YOUR TASK :: Repeat exactly, and only, the lines from the one containing "Transcribe this image's" through the end of the records.

Web page and app entries
┌──

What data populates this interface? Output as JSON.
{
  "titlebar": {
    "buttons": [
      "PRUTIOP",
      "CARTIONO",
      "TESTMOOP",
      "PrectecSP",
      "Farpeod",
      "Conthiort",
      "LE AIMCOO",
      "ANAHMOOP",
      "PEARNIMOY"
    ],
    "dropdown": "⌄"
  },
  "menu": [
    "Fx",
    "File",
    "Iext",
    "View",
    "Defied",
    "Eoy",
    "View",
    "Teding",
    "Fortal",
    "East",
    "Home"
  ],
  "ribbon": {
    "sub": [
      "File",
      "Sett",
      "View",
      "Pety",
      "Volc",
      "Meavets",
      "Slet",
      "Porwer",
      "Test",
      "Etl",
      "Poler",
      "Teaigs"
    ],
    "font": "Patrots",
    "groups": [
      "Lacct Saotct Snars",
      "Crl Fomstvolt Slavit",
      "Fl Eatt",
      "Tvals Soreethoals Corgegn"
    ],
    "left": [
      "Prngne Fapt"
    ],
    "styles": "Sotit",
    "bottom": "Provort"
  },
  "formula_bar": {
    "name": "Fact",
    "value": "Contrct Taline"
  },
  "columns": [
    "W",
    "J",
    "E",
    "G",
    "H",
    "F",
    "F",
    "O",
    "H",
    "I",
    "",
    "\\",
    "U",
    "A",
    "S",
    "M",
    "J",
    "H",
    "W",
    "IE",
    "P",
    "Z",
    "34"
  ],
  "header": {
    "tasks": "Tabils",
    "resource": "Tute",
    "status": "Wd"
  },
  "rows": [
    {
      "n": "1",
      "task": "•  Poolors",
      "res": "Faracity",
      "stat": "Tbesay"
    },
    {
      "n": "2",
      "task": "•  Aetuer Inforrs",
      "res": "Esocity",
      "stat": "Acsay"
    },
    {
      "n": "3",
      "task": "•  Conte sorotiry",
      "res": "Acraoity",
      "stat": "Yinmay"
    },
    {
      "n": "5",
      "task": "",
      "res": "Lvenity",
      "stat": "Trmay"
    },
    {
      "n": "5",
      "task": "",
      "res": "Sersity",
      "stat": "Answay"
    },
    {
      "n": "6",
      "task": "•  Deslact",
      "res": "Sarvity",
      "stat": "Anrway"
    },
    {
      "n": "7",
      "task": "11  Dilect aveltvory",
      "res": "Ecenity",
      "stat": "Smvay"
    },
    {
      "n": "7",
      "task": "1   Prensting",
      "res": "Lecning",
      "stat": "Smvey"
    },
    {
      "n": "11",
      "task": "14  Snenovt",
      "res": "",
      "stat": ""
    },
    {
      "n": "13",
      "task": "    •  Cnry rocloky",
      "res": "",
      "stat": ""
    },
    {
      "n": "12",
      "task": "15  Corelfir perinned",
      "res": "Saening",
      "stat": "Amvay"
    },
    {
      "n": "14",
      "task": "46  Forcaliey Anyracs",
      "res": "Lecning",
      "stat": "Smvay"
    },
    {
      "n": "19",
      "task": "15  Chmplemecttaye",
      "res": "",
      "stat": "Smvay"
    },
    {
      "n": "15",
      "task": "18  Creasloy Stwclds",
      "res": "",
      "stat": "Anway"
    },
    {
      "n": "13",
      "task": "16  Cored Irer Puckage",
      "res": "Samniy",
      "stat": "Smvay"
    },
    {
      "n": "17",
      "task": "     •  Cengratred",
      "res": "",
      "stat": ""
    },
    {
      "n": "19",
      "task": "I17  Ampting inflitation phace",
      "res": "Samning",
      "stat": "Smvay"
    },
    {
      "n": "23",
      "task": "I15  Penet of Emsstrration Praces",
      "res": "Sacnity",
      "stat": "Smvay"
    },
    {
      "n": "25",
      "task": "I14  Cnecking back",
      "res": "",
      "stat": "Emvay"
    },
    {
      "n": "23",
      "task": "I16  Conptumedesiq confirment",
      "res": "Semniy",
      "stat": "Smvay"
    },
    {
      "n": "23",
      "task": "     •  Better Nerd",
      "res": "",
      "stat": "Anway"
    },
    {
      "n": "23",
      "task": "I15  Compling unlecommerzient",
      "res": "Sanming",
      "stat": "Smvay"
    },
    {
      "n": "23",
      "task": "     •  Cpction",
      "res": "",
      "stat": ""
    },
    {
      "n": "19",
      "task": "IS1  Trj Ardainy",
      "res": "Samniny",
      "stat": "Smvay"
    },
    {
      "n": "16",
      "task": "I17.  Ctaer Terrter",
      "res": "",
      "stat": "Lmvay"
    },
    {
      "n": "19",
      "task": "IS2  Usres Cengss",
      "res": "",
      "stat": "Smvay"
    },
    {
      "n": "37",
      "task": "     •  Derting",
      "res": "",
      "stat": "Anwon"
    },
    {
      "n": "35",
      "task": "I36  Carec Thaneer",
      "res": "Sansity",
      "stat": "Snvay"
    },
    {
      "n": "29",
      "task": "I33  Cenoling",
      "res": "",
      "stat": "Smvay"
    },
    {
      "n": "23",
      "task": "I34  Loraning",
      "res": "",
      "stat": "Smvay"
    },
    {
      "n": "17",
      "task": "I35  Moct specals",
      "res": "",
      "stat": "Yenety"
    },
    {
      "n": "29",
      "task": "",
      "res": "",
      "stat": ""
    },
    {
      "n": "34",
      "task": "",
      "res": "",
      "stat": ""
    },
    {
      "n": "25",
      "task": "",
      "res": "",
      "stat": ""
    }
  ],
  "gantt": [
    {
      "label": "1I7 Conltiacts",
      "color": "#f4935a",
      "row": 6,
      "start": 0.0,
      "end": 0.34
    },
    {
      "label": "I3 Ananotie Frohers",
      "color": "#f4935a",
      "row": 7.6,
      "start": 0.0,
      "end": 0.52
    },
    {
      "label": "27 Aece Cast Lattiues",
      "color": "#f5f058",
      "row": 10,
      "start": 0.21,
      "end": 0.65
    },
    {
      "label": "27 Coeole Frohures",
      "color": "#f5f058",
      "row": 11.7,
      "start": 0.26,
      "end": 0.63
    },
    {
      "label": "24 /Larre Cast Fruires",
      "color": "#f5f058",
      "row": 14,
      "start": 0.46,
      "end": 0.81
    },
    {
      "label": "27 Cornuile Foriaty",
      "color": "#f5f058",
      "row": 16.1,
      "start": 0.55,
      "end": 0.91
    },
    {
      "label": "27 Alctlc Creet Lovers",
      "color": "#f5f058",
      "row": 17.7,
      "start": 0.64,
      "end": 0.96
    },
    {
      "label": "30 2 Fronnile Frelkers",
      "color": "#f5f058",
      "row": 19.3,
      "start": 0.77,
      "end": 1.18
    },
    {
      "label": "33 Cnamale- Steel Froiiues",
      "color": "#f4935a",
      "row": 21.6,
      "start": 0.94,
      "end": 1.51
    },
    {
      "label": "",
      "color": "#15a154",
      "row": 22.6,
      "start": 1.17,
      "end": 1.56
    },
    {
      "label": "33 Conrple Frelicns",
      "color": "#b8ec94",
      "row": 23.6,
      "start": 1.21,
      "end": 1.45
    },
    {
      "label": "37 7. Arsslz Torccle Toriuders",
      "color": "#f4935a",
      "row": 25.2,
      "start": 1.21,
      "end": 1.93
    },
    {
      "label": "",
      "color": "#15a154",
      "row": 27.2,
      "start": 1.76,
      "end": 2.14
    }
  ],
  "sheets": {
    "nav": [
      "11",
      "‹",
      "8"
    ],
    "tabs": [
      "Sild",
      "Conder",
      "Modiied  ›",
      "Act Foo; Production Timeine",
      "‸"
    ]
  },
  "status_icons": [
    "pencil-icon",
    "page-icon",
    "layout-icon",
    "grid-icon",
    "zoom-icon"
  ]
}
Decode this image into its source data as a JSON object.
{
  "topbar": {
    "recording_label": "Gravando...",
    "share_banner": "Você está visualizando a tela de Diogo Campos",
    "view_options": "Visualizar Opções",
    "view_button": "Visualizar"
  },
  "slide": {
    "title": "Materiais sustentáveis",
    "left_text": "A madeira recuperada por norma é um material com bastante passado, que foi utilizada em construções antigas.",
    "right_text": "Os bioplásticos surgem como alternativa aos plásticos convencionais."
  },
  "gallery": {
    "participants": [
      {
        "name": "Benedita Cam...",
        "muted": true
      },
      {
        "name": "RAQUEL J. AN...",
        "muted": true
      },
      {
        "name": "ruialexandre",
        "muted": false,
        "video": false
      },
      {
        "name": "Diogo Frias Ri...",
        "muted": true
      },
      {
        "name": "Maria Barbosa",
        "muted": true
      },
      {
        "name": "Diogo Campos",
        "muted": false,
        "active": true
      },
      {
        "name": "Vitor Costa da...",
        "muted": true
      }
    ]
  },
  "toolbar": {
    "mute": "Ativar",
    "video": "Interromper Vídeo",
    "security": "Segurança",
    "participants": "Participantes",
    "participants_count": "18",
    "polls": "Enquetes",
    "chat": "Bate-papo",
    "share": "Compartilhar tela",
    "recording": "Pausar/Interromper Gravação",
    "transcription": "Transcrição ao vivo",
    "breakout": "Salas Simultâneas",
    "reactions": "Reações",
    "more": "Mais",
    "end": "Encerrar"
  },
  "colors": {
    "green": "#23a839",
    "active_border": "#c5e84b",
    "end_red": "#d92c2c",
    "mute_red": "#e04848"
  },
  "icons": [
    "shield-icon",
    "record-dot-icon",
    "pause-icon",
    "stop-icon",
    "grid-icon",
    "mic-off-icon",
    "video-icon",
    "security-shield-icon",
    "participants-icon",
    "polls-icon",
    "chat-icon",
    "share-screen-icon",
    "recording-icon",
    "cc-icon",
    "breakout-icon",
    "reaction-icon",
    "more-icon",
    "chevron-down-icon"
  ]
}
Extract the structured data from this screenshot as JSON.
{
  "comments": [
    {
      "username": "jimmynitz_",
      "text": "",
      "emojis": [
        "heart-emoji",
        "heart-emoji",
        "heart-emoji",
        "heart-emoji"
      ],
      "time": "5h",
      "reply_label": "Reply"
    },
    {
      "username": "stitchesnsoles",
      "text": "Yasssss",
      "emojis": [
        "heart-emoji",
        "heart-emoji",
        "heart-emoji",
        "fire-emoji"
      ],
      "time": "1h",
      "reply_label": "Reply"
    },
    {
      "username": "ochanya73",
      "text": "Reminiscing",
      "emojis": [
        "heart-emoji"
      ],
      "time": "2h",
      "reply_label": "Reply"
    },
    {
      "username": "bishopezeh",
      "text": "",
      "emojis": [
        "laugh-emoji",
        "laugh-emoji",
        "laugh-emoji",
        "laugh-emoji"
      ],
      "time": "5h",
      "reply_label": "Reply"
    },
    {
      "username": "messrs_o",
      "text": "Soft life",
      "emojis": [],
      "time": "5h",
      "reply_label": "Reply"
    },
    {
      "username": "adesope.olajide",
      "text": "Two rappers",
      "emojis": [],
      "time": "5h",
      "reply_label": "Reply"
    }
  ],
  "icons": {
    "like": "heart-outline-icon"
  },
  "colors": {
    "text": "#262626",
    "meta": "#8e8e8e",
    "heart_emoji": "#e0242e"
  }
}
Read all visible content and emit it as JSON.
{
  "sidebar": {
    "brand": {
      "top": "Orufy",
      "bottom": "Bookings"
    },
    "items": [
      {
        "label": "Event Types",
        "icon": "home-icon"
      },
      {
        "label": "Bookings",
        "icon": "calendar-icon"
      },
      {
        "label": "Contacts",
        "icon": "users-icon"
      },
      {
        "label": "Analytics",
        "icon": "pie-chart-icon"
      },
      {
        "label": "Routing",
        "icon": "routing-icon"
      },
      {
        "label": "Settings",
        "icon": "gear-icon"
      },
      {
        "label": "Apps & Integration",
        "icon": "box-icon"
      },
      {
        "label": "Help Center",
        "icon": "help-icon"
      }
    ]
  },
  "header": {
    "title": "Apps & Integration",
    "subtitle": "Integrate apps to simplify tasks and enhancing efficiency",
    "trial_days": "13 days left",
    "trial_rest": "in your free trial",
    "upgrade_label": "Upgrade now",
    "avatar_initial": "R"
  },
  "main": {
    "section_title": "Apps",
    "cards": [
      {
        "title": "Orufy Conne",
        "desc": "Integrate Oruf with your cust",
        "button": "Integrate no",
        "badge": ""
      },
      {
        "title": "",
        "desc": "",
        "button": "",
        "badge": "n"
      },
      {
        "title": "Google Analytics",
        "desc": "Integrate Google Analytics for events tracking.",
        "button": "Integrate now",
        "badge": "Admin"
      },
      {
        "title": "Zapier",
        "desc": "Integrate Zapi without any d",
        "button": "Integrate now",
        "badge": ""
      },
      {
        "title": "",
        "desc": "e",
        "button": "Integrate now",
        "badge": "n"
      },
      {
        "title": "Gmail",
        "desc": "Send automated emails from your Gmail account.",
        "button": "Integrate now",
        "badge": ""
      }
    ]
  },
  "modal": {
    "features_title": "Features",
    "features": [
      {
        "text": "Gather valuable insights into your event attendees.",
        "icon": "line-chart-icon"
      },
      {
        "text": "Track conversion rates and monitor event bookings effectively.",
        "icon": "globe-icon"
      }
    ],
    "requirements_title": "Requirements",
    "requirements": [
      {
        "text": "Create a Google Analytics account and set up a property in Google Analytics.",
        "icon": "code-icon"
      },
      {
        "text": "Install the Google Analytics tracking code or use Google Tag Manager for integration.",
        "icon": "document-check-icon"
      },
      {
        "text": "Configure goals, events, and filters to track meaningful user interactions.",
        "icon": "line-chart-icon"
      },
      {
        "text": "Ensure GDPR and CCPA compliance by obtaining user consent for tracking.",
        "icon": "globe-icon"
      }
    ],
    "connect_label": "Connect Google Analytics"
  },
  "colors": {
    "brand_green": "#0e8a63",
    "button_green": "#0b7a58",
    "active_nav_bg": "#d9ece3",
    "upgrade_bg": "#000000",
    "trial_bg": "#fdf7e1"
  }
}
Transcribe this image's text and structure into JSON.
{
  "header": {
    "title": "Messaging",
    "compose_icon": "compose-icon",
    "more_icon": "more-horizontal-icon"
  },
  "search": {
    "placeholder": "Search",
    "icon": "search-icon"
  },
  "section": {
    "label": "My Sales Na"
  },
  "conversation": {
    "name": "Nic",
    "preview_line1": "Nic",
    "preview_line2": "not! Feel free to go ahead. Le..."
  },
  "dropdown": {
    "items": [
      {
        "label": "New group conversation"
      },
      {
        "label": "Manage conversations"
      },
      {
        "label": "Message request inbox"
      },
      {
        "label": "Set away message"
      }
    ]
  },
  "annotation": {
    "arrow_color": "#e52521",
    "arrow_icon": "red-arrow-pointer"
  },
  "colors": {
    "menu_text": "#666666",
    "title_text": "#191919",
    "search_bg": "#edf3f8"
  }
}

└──

ANSWER ::
Transcribe this image's text and structure into JSON.
{
  "header": {
    "title": "Messaging",
    "compose_icon": "compose-icon",
    "more_icon": "more-horizontal-icon"
  },
  "search": {
    "placeholder": "Search",
    "icon": "search-icon"
  },
  "section": {
    "label": "My Sales Na"
  },
  "conversation": {
    "name": "Nic",
    "preview_line1": "Nic",
    "preview_line2": "not! Feel free to go ahead. Le..."
  },
  "dropdown": {
    "items": [
      {
        "label": "New group conversation"
      },
      {
        "label": "Manage conversations"
      },
      {
        "label": "Message request inbox"
      },
      {
        "label": "Set away message"
      }
    ]
  },
  "annotation": {
    "arrow_color": "#e52521",
    "arrow_icon": "red-arrow-pointer"
  },
  "colors": {
    "menu_text": "#666666",
    "title_text": "#191919",
    "search_bg": "#edf3f8"
  }
}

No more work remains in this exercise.